Nobody criticizes the sculptor for the clay that ends up on the floor, and clay is heavy. We carve away bits, they have no mass and don’t need to be swept up, all we have to do is cut them away, revealing the final program.
Programming may not be (all) math, but it's not art, either.
Maybe the kind of common 8-5 office programming around buisness logic is not, but to design any bigger project is definitely art.
How do you make a statue of an elephant?
If you don't have a reasonably detailed idea of what you want and how to achieve it, you are unlikely to get it.
That is also a useless analogy. Do bridge builders get to test and re-test their bridges in the real, non-simulated world? Can they instantly make a copy of their bridge with a few critical differences and see how the two behave? Can they re-build their bridge in minutes?

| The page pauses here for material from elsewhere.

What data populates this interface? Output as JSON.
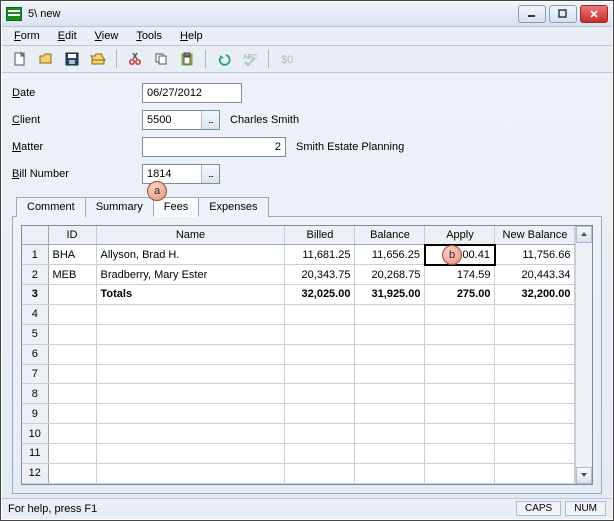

Metaphors aside, I think history is ample evidence that "coding your way around a problem" rather than conceptualizing a solution first is a perfectly valid way to approach professional programming. It's not the only way, and it has drawbacks which others have pointed out here. So does the conceptualize-first approach: you might solve the wrong problem, make something inelastic in the face of changing requirements, or fall into the psychological trap of being attached to your mental model even when it turns out that you really didn't think of everything and have to make changes on the fly.
I'm really tired of people being dogmatic about either approach ("move fast and break things/pivot; anyone else isn't really interested in getting stuff done!", "you're just a messy code monkey unless you can hold the solution in your head before you start!"). It's almost always veiled arrogance rather than honest improvement-seeking, in my experience.
> I'm really tired of people being dogmatic about either approach
Exactly - and the implication that I am being dogmatic is a straw man. I am simply opposed to arguments that depend on poor analogies.
Furthermore, all of the bad things that you say can happen if you try to think ahead are as least as likely to happen if you don't, and especially if you have gone in the wrong direction for some time (I know the latter is a manifestation of the sunk-cost fallacy, but it happens a lot on real projects.)
Oh wait that is actually how architects work. In fact at my work we have multiple CAD designers(not architects though) and it's not uncommon for them to completely throw away a design and start over. I think code should be mostly the same.
Of course, but the Apollo 11 lunar lander was created without the aid of ubiquitous desktop computers. I imagine the SpaceX guidance/control software was written in a way that less resembles bridge-building/Apollo 11 lunar landers and more like the organic processes we see elsewhere in the software industry.
If Neo were to build a bridge in the Matrix, chances are his processes would bear little resemblance to those of the Army Corp of Engineers.
For the guidance/control systems, I bet you're wrong.
Software is a design practice/process. Not a building process. Any analogy should be to the design phase of other engineering disciplines.
The CAD designers absolutely test if things work. Why do you think almost every engineering bureau has 3D printers.
Sure, but it is not the only one. You are allowed to think at other levels, and it can be quite useful, especially on larger systems.